_Instructions for the task_. Return the records exactly as they stand, and keep the pictures out of the copy.

= = = = = = =

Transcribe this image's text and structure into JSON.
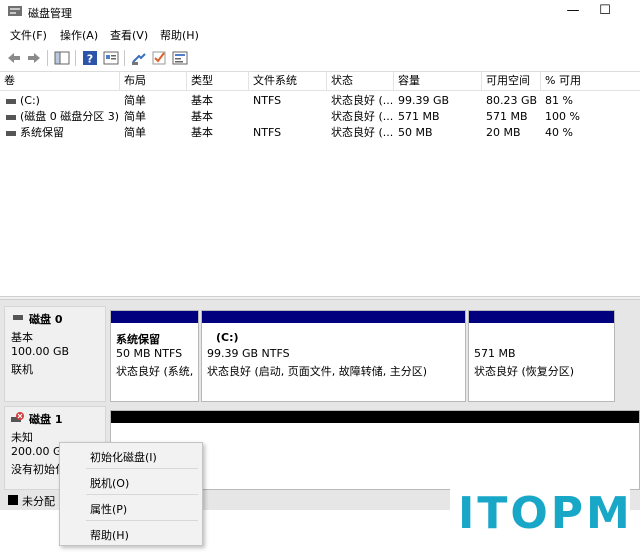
{
  "window": {
    "title": "磁盘管理",
    "minimize": "—",
    "maximize": "☐"
  },
  "menu": [
    "文件(F)",
    "操作(A)",
    "查看(V)",
    "帮助(H)"
  ],
  "toolbar": [
    "back-arrow-icon",
    "forward-arrow-icon",
    "console-tree-icon",
    "help-icon",
    "properties-icon",
    "connect-icon",
    "check-icon",
    "settings-icon"
  ],
  "volume_list": {
    "headers": [
      "卷",
      "布局",
      "类型",
      "文件系统",
      "状态",
      "容量",
      "可用空间",
      "% 可用"
    ],
    "rows": [
      [
        "(C:)",
        "简单",
        "基本",
        "NTFS",
        "状态良好 (...",
        "99.39 GB",
        "80.23 GB",
        "81 %"
      ],
      [
        "(磁盘 0 磁盘分区 3)",
        "简单",
        "基本",
        "",
        "状态良好 (...",
        "571 MB",
        "571 MB",
        "100 %"
      ],
      [
        "系统保留",
        "简单",
        "基本",
        "NTFS",
        "状态良好 (...",
        "50 MB",
        "20 MB",
        "40 %"
      ]
    ]
  },
  "disks": [
    {
      "name": "磁盘 0",
      "type": "基本",
      "size": "100.00 GB",
      "status": "联机",
      "partitions": [
        {
          "name": "系统保留",
          "size": "50 MB NTFS",
          "status": "状态良好 (系统,"
        },
        {
          "name": "(C:)",
          "size": "99.39 GB NTFS",
          "status": "状态良好 (启动, 页面文件, 故障转储, 主分区)"
        },
        {
          "name": "",
          "size": "571 MB",
          "status": "状态良好 (恢复分区)"
        }
      ]
    },
    {
      "name": "磁盘 1",
      "type": "未知",
      "size": "200.00 G",
      "status": "没有初始化"
    }
  ],
  "legend": {
    "unallocated": "未分配"
  },
  "context_menu": [
    "初始化磁盘(I)",
    "脱机(O)",
    "属性(P)",
    "帮助(H)"
  ],
  "watermark": "ITOPM",
  "colors": {
    "partition_bar": "#00007f",
    "unknown_bar": "#000000",
    "logo": "#19a7c8",
    "disk_error": "#d43a3a"
  }
}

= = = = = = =

_Output for this task_.
Transcribe this image's text and structure into JSON.
{
  "window": {
    "title": "磁盘管理",
    "minimize": "—",
    "maximize": "☐"
  },
  "menu": [
    "文件(F)",
    "操作(A)",
    "查看(V)",
    "帮助(H)"
  ],
  "toolbar": [
    "back-arrow-icon",
    "forward-arrow-icon",
    "console-tree-icon",
    "help-icon",
    "properties-icon",
    "connect-icon",
    "check-icon",
    "settings-icon"
  ],
  "volume_list": {
    "headers": [
      "卷",
      "布局",
      "类型",
      "文件系统",
      "状态",
      "容量",
      "可用空间",
      "% 可用"
    ],
    "rows": [
      [
        "(C:)",
        "简单",
        "基本",
        "NTFS",
        "状态良好 (...",
        "99.39 GB",
        "80.23 GB",
        "81 %"
      ],
      [
        "(磁盘 0 磁盘分区 3)",
        "简单",
        "基本",
        "",
        "状态良好 (...",
        "571 MB",
        "571 MB",
        "100 %"
      ],
      [
        "系统保留",
        "简单",
        "基本",
        "NTFS",
        "状态良好 (...",
        "50 MB",
        "20 MB",
        "40 %"
      ]
    ]
  },
  "disks": [
    {
      "name": "磁盘 0",
      "type": "基本",
      "size": "100.00 GB",
      "status": "联机",
      "partitions": [
        {
          "name": "系统保留",
          "size": "50 MB NTFS",
          "status": "状态良好 (系统,"
        },
        {
          "name": "(C:)",
          "size": "99.39 GB NTFS",
          "status": "状态良好 (启动, 页面文件, 故障转储, 主分区)"
        },
        {
          "name": "",
          "size": "571 MB",
          "status": "状态良好 (恢复分区)"
        }
      ]
    },
    {
      "name": "磁盘 1",
      "type": "未知",
      "size": "200.00 G",
      "status": "没有初始化"
    }
  ],
  "legend": {
    "unallocated": "未分配"
  },
  "context_menu": [
    "初始化磁盘(I)",
    "脱机(O)",
    "属性(P)",
    "帮助(H)"
  ],
  "watermark": "ITOPM",
  "colors": {
    "partition_bar": "#00007f",
    "unknown_bar": "#000000",
    "logo": "#19a7c8",
    "disk_error": "#d43a3a"
  }
}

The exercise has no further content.